A November Stock Slide Continues As Oil, Metals Prices Fall 


A deepening slump in prices for oil, metals and other commodities sent stock prices lower on Thursday.

Major market indexes opened lower and the selling accelerated as the day wore on. The drop in oil and metals prices hurt mining, metals and energy stocks. Stocks began sliding early this month and have returned some of the gains from a powerful rally in October.

The Dow Jones industrial average sank 254.15 points, or 1.4 percent, to 17,448.07. The Standard & Poor’s 500 lost 29.03 points, or 1.4 percent, to 2,045.97. The Nasdaq composite index fell 61.94 points, or 1.2 percent, to 5,005.08.

The S&P 500 has fallen for six out of the last seven days, and Thursday’s decline was the largest over that span. While October was the best month for the market in four years, the S&P 500 is now down slightly this year. The Dow average is also lower in 2015.

Precious metals prices surged during the Great Recession, but in recent years many investors bought stocks instead, leading to a sustained slide in the prices of gold and silver.

Metals like copper and steel have been hurt by the sluggish global economy, and copper prices are down 23 percent this year. All three fell Thursday after the head of Europe’s central bank said new stimulus measures may be put in place next month.

Gold declined $3.90 to $1,081 an ounce and silver fell for the tenth consecutive day, losing 3.8 cents to $14.225 an ounce. It’s down 11 percent since late October. Copper fell 4.6 cents, or 2.1 percent, to $2.173 a pound. Copper prices have tumbled 23 percent this year.

Mining and metals companies retreated. Freeport-McMoRan dropped 54 cents, or 5.8 percent, to $8.77. Its stock has skidded 69 percent over the past year. Steel maker Nucor fell $1.11, or 2.7 percent, to $40.11. Nucor has lost a quarter of its value in the past year.

The price of oil slid for the sixth time in seven days and hit its lowest price since late August after the U.S. government said crude stockpiles grew by 4.2 million barrels last week. A private report released Wednesday had showed an even larger increase, but the markets showed no signs of relief.

U.S. benchmark crude fell $1.18, or 2.7 percent, to $41.75 a barrel in New York. Brent crude, which is used to price international oils, lost $1.75, or 3.8 percent, to $44.06 a barrel in London. Heating oil fell 4.1 cents to $1.407 a gallon. Wholesale gasoline shed 5.6 cents to $1.273 a gallon. Natural gas dipped 0.3 cents to $2.26 per 1,000 cubic feet.

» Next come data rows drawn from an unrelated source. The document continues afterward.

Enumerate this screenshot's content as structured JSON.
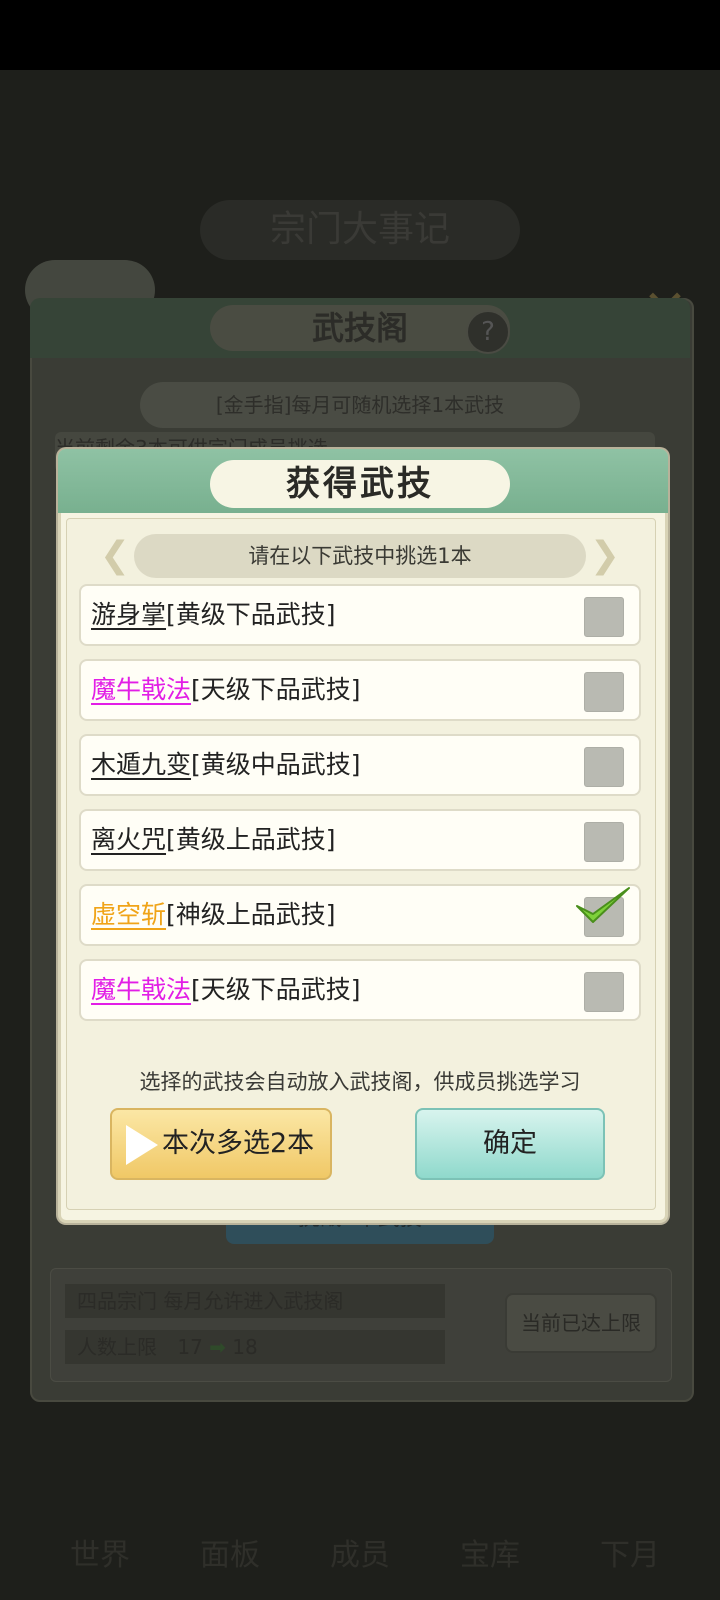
{
  "background": {
    "page_title": "宗门大事记",
    "panel_title": "武技阁",
    "help_icon": "?",
    "banner": "[金手指]每月可随机选择1本武技",
    "remaining_text": "当前剩余3本可供宗门成员挑选",
    "learn_button": "挑战1本武技",
    "stats": {
      "row1": "四品宗门   每月允许进入武技阁",
      "row2_label": "人数上限",
      "row2_from": "17",
      "row2_to": "18"
    },
    "limit_button": "当前已达上限",
    "nav": [
      "世界",
      "面板",
      "成员",
      "宝库",
      "下月"
    ]
  },
  "dialog": {
    "title": "获得武技",
    "subtitle": "请在以下武技中挑选1本",
    "items": [
      {
        "name": "游身掌",
        "grade": "[黄级下品武技]",
        "name_color": "#222222",
        "checked": false
      },
      {
        "name": "魔牛戟法",
        "grade": "[天级下品武技]",
        "name_color": "#e21ee6",
        "checked": false
      },
      {
        "name": "木遁九变",
        "grade": "[黄级中品武技]",
        "name_color": "#222222",
        "checked": false
      },
      {
        "name": "离火咒",
        "grade": "[黄级上品武技]",
        "name_color": "#222222",
        "checked": false
      },
      {
        "name": "虚空斩",
        "grade": "[神级上品武技]",
        "name_color": "#f0a418",
        "checked": true
      },
      {
        "name": "魔牛戟法",
        "grade": "[天级下品武技]",
        "name_color": "#e21ee6",
        "checked": false
      }
    ],
    "note": "选择的武技会自动放入武技阁，供成员挑选学习",
    "multi_button": "本次多选2本",
    "confirm_button": "确定"
  }
}
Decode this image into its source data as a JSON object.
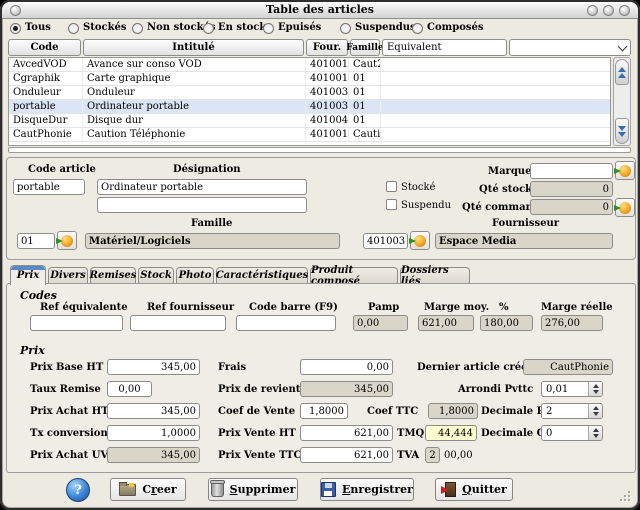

Kohl’s climbed $2.63, or 6.1 percent, to $45.79 after the retailer said strong sales in the back-to-school season and in late October boosted its results in the third quarter.

Kohl’s and other retailers tumbled Wednesday after a disappointing report from Macy’s. Kohl’s more than made up its losses, while competitors made partial recoveries.

Angie’s List, which lets users research, shop for and rate home services, advanced $1.05, or 13.3 percent, to $8.97 after it received a buyout offer from IAC/InteractiveCorp, which owns About.com and HomeAdvisor.com. Its offer values Angie’s List at $512 million, or $8.75 a share. The gains suggest investors are hoping for an improved offer.

U.S. government bond prices rose. The yield on the 10-year Treasury note fell to 2.31 percent. The euro inched up to $1.0821 from $1.0776. The yen slipped to $122.57 from 122.89.